Ashe, Bertram. “Paul Beatty’s White Boy Shuffle Blues: Jazz Poetry, John Coltrane, and the Post-Soul Aesthetic.” In Thriving on a Rift: Jazz and Blues Influences in African American Literature and Film, edited by Graham Lock and David Murray. New York: Oxford University Press, 2009. This chapter examining The White Boy Shuffle deals with jazz poetry and Beatty’s style.
Grassian, Daniel. Writing the Future of Black America: Literature of the Hip-hop Generation. Columbia: University of South Carolina Press, 2009. Contains a chapter on Paul Beatty.

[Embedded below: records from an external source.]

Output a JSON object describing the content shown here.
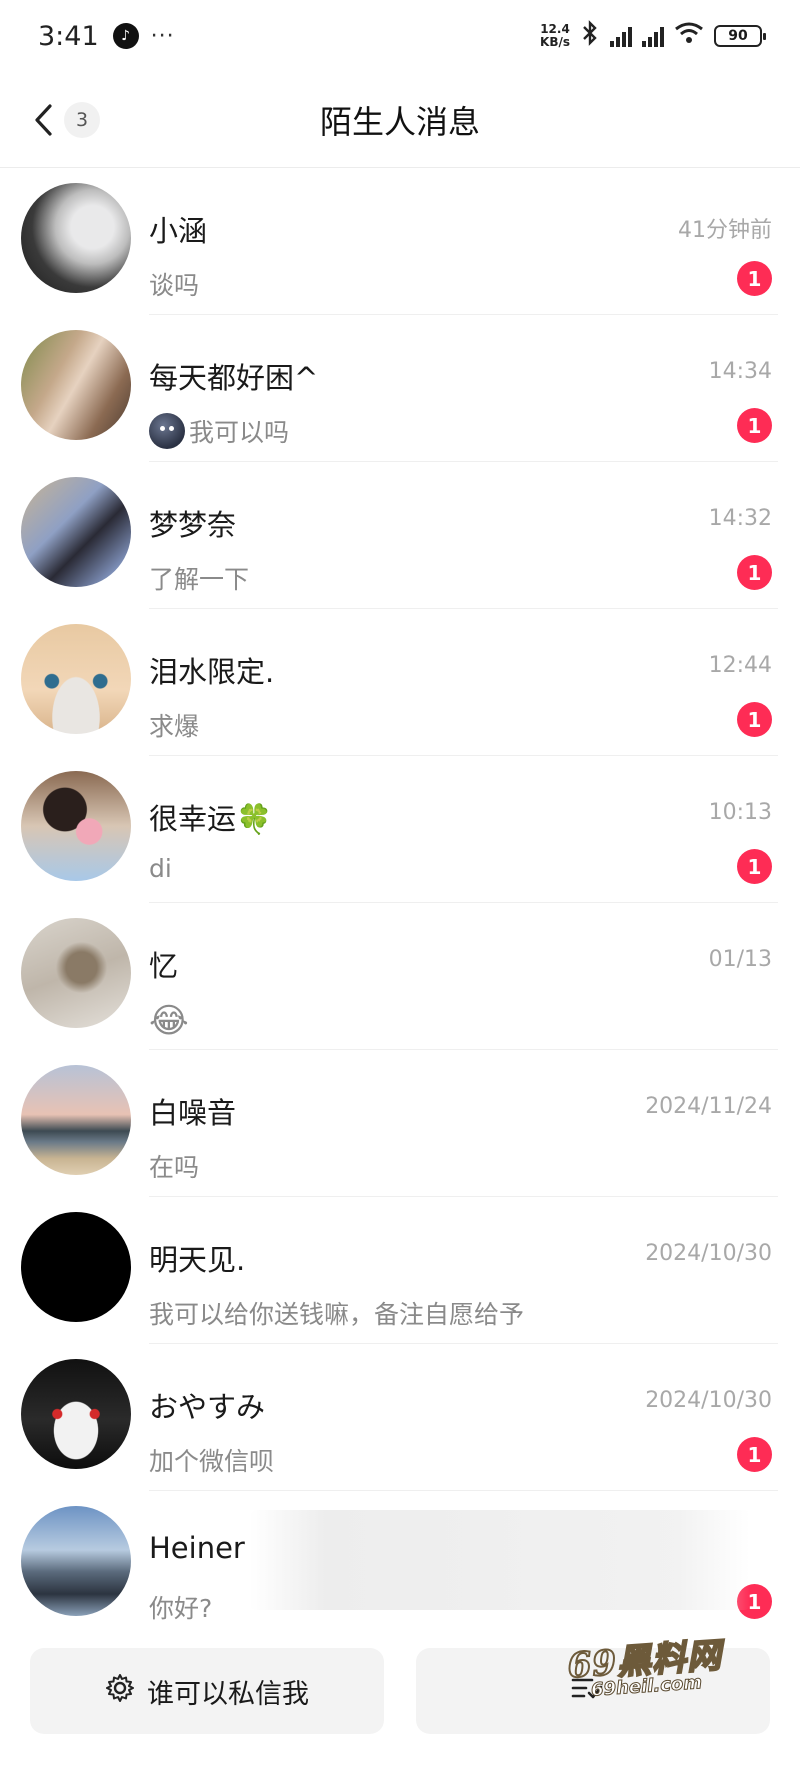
{
  "status_bar": {
    "time": "3:41",
    "dots": "···",
    "net_speed_value": "12.4",
    "net_speed_unit": "KB/s",
    "battery": "90"
  },
  "header": {
    "title": "陌生人消息",
    "back_count": "3"
  },
  "chats": [
    {
      "name": "小涵",
      "time": "41分钟前",
      "message": "谈吗",
      "unread": "1"
    },
    {
      "name": "每天都好困^",
      "time": "14:34",
      "message": "我可以吗",
      "unread": "1"
    },
    {
      "name": "梦梦奈",
      "time": "14:32",
      "message": "了解一下",
      "unread": "1"
    },
    {
      "name": "泪水限定.",
      "time": "12:44",
      "message": "求爆",
      "unread": "1"
    },
    {
      "name": "很幸运🍀",
      "time": "10:13",
      "message": "di",
      "unread": "1"
    },
    {
      "name": "忆",
      "time": "01/13",
      "message": "😂",
      "unread": ""
    },
    {
      "name": "白噪音",
      "time": "2024/11/24",
      "message": "在吗",
      "unread": ""
    },
    {
      "name": "明天见.",
      "time": "2024/10/30",
      "message": "我可以给你送钱嘛，备注自愿给予",
      "unread": ""
    },
    {
      "name": "おやすみ",
      "time": "2024/10/30",
      "message": "加个微信呗",
      "unread": "1"
    },
    {
      "name": "Heiner",
      "time": "",
      "message": "你好?",
      "unread": "1"
    }
  ],
  "footer": {
    "privacy_label": "谁可以私信我",
    "manage_label": ""
  },
  "watermark": {
    "main": "69黑料网",
    "sub": "69heil.com"
  },
  "colors": {
    "badge": "#fe2c55",
    "time": "#a8a8a8",
    "preview": "#8a8a8a"
  }
}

Rankin, Thomas. “Joker, Joker, Deuce.” In Masterplots II: African American Literature, edited by Tyrone Williams. Rev. ed. Pasadena, Calif.: Salem Press, 2009. Provides an in-depth analysis of this work.
Selinger, Eric Murphy. “Trash, Art, and Performance Poetry.” Review of Joker, Joker, Deuce. Parnassus: Poetry in Review 23, nos. 1/2 (1998): 356-382. Reviews Joker, Joker, Deuce in the context of Beatty’s production as a performance poet. One of the few full-length analyses of Beatty’s poetry, this article provides insight into the work’s motivations and impact.

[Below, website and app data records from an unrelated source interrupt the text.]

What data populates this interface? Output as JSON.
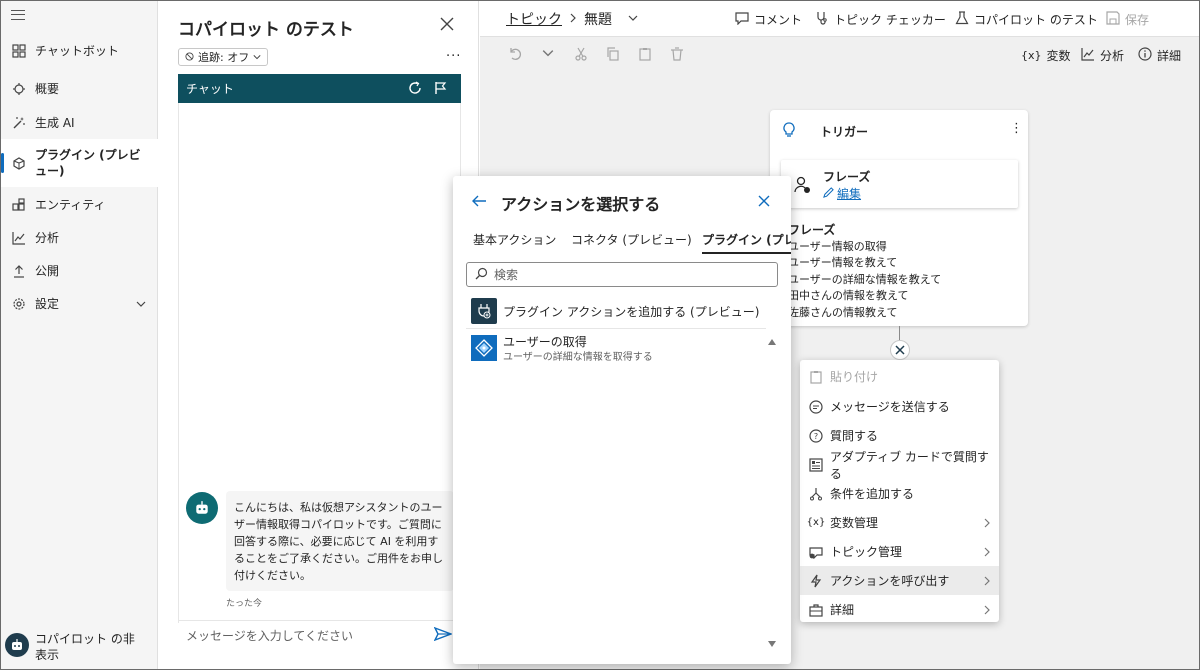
{
  "sidebar": {
    "items": [
      {
        "label": "チャットボット",
        "icon": "grid-icon"
      },
      {
        "label": "概要",
        "icon": "overview-icon"
      },
      {
        "label": "生成 AI",
        "icon": "magic-wand-icon"
      },
      {
        "label": "プラグイン (プレビュー)",
        "icon": "plugin-icon"
      },
      {
        "label": "エンティティ",
        "icon": "entity-icon"
      },
      {
        "label": "分析",
        "icon": "chart-icon"
      },
      {
        "label": "公開",
        "icon": "upload-icon"
      },
      {
        "label": "設定",
        "icon": "gear-icon"
      }
    ],
    "footer_label": "コパイロット の非表示"
  },
  "test_panel": {
    "title": "コパイロット のテスト",
    "track_label": "追跡: オフ",
    "chat_header": "チャット",
    "bot_message": "こんにちは、私は仮想アシスタントのユーザー情報取得コパイロットです。ご質問に回答する際に、必要に応じて AI を利用することをご了承ください。ご用件をお申し付けください。",
    "message_time": "たった今",
    "input_placeholder": "メッセージを入力してください"
  },
  "topbar": {
    "breadcrumb_root": "トピック",
    "breadcrumb_current": "無題",
    "comment": "コメント",
    "topic_checker": "トピック チェッカー",
    "copilot_test": "コパイロット のテスト",
    "save": "保存"
  },
  "toolbar2": {
    "variables": "変数",
    "analytics": "分析",
    "details": "詳細"
  },
  "trigger": {
    "title": "トリガー",
    "phrase_box_title": "フレーズ",
    "edit_label": "編集",
    "phrases_title": "フレーズ",
    "phrases": [
      "ユーザー情報の取得",
      "ユーザー情報を教えて",
      "ユーザーの詳細な情報を教えて",
      "田中さんの情報を教えて",
      "佐藤さんの情報教えて"
    ]
  },
  "menu": {
    "items": [
      {
        "label": "貼り付け",
        "icon": "paste-icon",
        "disabled": true
      },
      {
        "label": "メッセージを送信する",
        "icon": "message-icon"
      },
      {
        "label": "質問する",
        "icon": "question-icon"
      },
      {
        "label": "アダプティブ カードで質問する",
        "icon": "card-icon"
      },
      {
        "label": "条件を追加する",
        "icon": "branch-icon"
      },
      {
        "label": "変数管理",
        "icon": "variable-icon",
        "submenu": true
      },
      {
        "label": "トピック管理",
        "icon": "topic-icon",
        "submenu": true
      },
      {
        "label": "アクションを呼び出す",
        "icon": "lightning-icon",
        "submenu": true,
        "highlighted": true
      },
      {
        "label": "詳細",
        "icon": "briefcase-icon",
        "submenu": true
      }
    ]
  },
  "dialog": {
    "title": "アクションを選択する",
    "tabs": [
      "基本アクション",
      "コネクタ (プレビュー)",
      "プラグイン (プレビュー)"
    ],
    "active_tab": 2,
    "search_placeholder": "検索",
    "add_plugin_action": "プラグイン アクションを追加する (プレビュー)",
    "user_item_title": "ユーザーの取得",
    "user_item_desc": "ユーザーの詳細な情報を取得する"
  }
}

Svboda, Terese. “Try Bondage.” Review of Joker, Joker, Deuce. Kenyon Review 17, no. 2 (1995): 154-160. Reviews Beatty’s book Joker, Joker, Deuce along with collections by Lois-Ann Yamanaka, Sapphire, and Marilyn Chin. Shows how Beatty deconstructs African American myths through his edgy, explosive rhymes while it praises the collection’s veracity, sharp wit, and moral stance.

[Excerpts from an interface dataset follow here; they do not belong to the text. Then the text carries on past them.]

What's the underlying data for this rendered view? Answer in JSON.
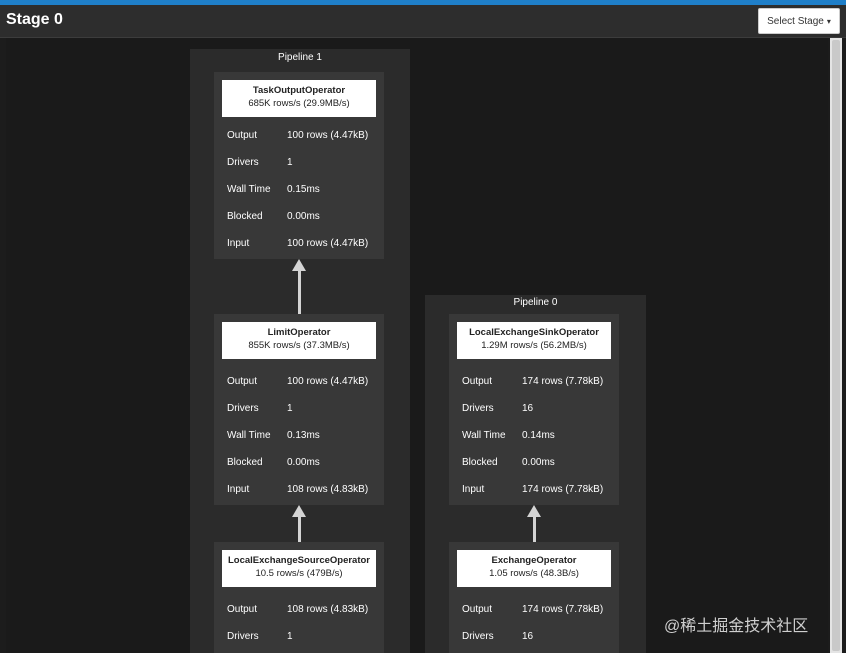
{
  "header": {
    "title": "Stage 0",
    "select_label": "Select Stage",
    "caret": "▾"
  },
  "pipelines": [
    {
      "title": "Pipeline 1",
      "operators": [
        {
          "name": "TaskOutputOperator",
          "rate": "685K rows/s (29.9MB/s)",
          "stats": [
            {
              "label": "Output",
              "value": "100 rows (4.47kB)"
            },
            {
              "label": "Drivers",
              "value": "1"
            },
            {
              "label": "Wall Time",
              "value": "0.15ms"
            },
            {
              "label": "Blocked",
              "value": "0.00ms"
            },
            {
              "label": "Input",
              "value": "100 rows (4.47kB)"
            }
          ]
        },
        {
          "name": "LimitOperator",
          "rate": "855K rows/s (37.3MB/s)",
          "stats": [
            {
              "label": "Output",
              "value": "100 rows (4.47kB)"
            },
            {
              "label": "Drivers",
              "value": "1"
            },
            {
              "label": "Wall Time",
              "value": "0.13ms"
            },
            {
              "label": "Blocked",
              "value": "0.00ms"
            },
            {
              "label": "Input",
              "value": "108 rows (4.83kB)"
            }
          ]
        },
        {
          "name": "LocalExchangeSourceOperator",
          "rate": "10.5 rows/s (479B/s)",
          "stats": [
            {
              "label": "Output",
              "value": "108 rows (4.83kB)"
            },
            {
              "label": "Drivers",
              "value": "1"
            }
          ]
        }
      ]
    },
    {
      "title": "Pipeline 0",
      "operators": [
        {
          "name": "LocalExchangeSinkOperator",
          "rate": "1.29M rows/s (56.2MB/s)",
          "stats": [
            {
              "label": "Output",
              "value": "174 rows (7.78kB)"
            },
            {
              "label": "Drivers",
              "value": "16"
            },
            {
              "label": "Wall Time",
              "value": "0.14ms"
            },
            {
              "label": "Blocked",
              "value": "0.00ms"
            },
            {
              "label": "Input",
              "value": "174 rows (7.78kB)"
            }
          ]
        },
        {
          "name": "ExchangeOperator",
          "rate": "1.05 rows/s (48.3B/s)",
          "stats": [
            {
              "label": "Output",
              "value": "174 rows (7.78kB)"
            },
            {
              "label": "Drivers",
              "value": "16"
            }
          ]
        }
      ]
    }
  ],
  "watermark": "@稀土掘金技术社区"
}
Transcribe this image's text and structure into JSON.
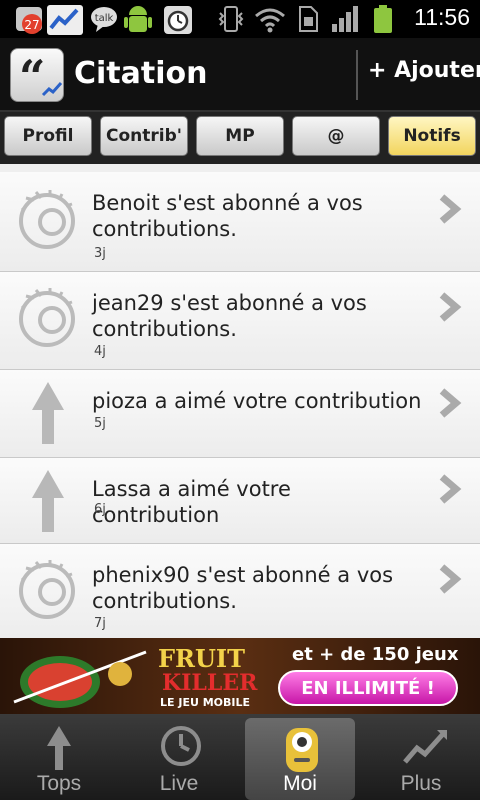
{
  "status_bar": {
    "time": "11:56",
    "notification_count": "27",
    "talk_label": "talk"
  },
  "header": {
    "title": "Citation",
    "add_label": "+ Ajouter"
  },
  "tabs": [
    {
      "label": "Profil",
      "active": false
    },
    {
      "label": "Contrib'",
      "active": false
    },
    {
      "label": "MP",
      "active": false
    },
    {
      "label": "@",
      "active": false
    },
    {
      "label": "Notifs",
      "active": true
    }
  ],
  "notifications": [
    {
      "icon": "avatar-swirl-icon",
      "text": "Benoit s'est abonné a vos contributions.",
      "time": "3j"
    },
    {
      "icon": "avatar-swirl-icon",
      "text": "jean29 s'est abonné a vos contributions.",
      "time": "4j"
    },
    {
      "icon": "up-arrow-icon",
      "text": "pioza a aimé votre contribution",
      "time": "5j"
    },
    {
      "icon": "up-arrow-icon",
      "text": "Lassa a aimé votre contribution",
      "time": "6j"
    },
    {
      "icon": "avatar-swirl-icon",
      "text": "phenix90 s'est abonné a vos contributions.",
      "time": "7j"
    }
  ],
  "ad": {
    "title_line1": "FRUIT",
    "title_line2": "KILLER",
    "subtitle": "LE JEU MOBILE",
    "promo": "et + de 150 jeux",
    "cta": "EN ILLIMITÉ !"
  },
  "bottom_nav": [
    {
      "label": "Tops",
      "icon": "up-arrow-icon",
      "active": false
    },
    {
      "label": "Live",
      "icon": "clock-icon",
      "active": false
    },
    {
      "label": "Moi",
      "icon": "user-face-icon",
      "active": true
    },
    {
      "label": "Plus",
      "icon": "trend-chart-icon",
      "active": false
    }
  ],
  "colors": {
    "active_tab": "#f2d55e",
    "background": "#efefef"
  }
}
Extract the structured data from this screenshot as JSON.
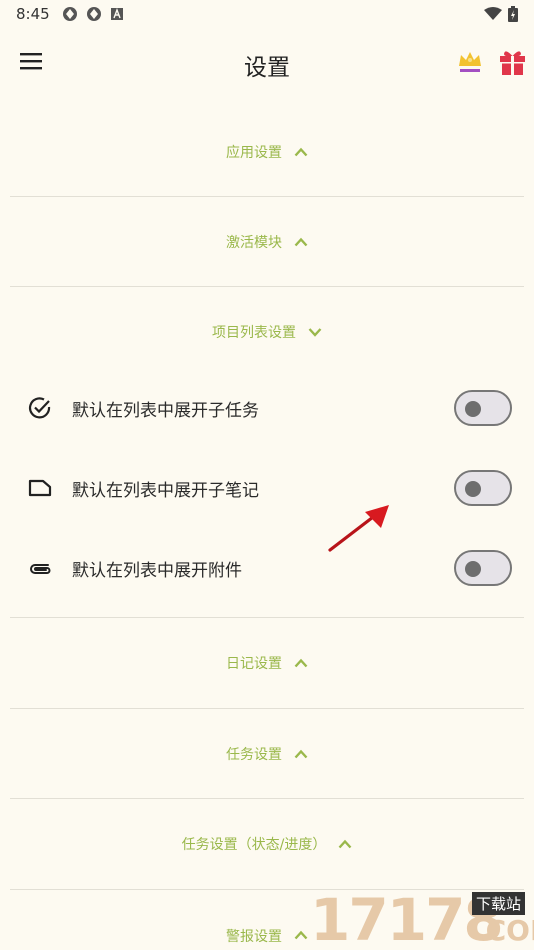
{
  "status_bar": {
    "time": "8:45"
  },
  "header": {
    "title": "设置"
  },
  "sections": {
    "app_settings": "应用设置",
    "activate_modules": "激活模块",
    "project_list": "项目列表设置",
    "diary": "日记设置",
    "task": "任务设置",
    "task_status": "任务设置（状态/进度）",
    "alert": "警报设置"
  },
  "settings": [
    {
      "label": "默认在列表中展开子任务",
      "icon": "check-circle-icon",
      "enabled": false
    },
    {
      "label": "默认在列表中展开子笔记",
      "icon": "note-icon",
      "enabled": false
    },
    {
      "label": "默认在列表中展开附件",
      "icon": "paperclip-icon",
      "enabled": false
    }
  ],
  "watermark": {
    "digits": "17178",
    "tag": "下载站",
    "suffix": ".COM"
  },
  "colors": {
    "background": "#fdfaf1",
    "accent": "#9ab84b",
    "crown": "#f2c230",
    "gift": "#e0364a"
  }
}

Thomas, Lorenzo. “’Stuck in the Promised Land’: African American Poets at the Edge of the Twenty-first Century.” In Black Liberation in the Americas, edited by Fritz Gysin and Christopher Mulvey. Munster, Germany: Lit Verlag, 2001. Discusses the work of five young African American poets writing in the 1990’s and closely reads selections from Beatty’s Joker, Joker, Deuce. Attempts to situate their poetry as simultaneously responding to and breaking away from earlier African American literary traditions in the face of an increasingly commodified and postmodern cultural landscape.